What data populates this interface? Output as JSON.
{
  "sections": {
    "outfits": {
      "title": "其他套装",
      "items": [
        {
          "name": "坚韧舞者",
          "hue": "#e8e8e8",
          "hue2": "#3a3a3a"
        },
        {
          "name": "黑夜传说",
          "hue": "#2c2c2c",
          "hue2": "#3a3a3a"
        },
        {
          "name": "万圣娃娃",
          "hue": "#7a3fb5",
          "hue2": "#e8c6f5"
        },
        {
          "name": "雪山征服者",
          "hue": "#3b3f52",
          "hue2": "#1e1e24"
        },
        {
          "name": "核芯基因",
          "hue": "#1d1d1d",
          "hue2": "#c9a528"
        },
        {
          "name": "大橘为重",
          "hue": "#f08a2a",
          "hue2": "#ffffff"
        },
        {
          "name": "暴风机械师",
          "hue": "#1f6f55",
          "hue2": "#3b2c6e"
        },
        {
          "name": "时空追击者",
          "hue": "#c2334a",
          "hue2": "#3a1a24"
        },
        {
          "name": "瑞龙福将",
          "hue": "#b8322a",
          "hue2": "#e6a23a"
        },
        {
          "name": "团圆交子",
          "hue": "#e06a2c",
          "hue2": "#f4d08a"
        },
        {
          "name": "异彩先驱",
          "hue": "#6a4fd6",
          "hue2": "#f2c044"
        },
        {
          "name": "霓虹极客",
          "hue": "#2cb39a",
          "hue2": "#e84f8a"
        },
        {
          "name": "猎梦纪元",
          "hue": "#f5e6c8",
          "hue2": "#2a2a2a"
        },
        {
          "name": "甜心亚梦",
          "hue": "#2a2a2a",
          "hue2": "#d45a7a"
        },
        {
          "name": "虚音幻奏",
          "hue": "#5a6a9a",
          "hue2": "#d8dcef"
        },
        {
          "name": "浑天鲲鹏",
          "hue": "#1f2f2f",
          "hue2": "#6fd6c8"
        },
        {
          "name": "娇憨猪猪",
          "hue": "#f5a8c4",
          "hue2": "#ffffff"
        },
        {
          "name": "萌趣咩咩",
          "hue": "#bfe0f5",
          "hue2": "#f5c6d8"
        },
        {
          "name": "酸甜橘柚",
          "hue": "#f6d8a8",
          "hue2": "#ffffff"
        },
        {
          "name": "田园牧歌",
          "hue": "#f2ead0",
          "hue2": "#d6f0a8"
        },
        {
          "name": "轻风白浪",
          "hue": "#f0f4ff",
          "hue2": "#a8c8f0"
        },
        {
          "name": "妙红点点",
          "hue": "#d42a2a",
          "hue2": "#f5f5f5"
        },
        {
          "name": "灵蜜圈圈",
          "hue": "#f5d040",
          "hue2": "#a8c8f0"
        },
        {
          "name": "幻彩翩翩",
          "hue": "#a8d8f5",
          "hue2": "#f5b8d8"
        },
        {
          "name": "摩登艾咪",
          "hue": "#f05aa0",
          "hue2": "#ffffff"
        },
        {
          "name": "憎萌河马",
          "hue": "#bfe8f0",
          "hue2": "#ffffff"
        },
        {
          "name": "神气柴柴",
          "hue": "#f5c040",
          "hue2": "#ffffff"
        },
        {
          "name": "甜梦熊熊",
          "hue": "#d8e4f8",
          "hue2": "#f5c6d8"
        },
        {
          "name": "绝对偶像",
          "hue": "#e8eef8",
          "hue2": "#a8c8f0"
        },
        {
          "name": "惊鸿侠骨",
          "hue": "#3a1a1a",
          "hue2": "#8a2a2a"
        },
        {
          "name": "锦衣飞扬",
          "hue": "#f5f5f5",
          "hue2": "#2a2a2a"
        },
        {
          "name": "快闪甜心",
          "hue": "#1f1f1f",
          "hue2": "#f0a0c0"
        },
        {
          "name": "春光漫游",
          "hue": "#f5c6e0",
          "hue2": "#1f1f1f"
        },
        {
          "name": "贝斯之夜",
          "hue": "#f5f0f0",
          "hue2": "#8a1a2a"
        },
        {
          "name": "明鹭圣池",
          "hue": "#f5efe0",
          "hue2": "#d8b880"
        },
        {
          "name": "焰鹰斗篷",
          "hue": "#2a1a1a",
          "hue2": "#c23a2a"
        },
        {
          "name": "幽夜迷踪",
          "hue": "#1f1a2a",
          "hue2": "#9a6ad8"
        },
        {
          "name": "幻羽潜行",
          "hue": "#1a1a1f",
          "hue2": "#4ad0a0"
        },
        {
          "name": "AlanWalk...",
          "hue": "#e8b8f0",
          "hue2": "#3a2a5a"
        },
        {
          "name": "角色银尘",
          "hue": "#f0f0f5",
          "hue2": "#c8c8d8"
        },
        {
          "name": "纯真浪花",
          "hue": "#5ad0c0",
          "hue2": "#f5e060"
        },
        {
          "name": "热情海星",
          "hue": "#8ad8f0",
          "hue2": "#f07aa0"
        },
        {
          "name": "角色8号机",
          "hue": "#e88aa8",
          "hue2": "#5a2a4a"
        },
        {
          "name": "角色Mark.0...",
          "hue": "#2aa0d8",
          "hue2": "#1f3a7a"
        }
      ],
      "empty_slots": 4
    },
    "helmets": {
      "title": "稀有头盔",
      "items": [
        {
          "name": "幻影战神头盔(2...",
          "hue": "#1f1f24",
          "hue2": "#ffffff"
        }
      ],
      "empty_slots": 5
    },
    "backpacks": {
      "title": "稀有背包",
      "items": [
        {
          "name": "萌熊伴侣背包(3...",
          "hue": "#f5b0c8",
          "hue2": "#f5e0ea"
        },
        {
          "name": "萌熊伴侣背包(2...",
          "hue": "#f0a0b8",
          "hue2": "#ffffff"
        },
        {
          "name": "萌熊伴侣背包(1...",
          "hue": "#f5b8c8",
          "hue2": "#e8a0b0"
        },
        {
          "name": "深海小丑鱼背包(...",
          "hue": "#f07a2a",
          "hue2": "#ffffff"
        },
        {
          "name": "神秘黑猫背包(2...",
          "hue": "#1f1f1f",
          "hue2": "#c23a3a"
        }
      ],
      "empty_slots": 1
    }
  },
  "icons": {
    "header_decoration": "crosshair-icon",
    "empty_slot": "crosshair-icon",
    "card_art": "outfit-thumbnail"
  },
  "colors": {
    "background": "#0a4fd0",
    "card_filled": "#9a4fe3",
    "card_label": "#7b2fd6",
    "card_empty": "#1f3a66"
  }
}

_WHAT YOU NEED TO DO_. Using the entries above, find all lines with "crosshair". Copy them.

_SOLUTION TO THIS TASK_.
    "header_decoration": "crosshair-icon",
    "empty_slot": "crosshair-icon",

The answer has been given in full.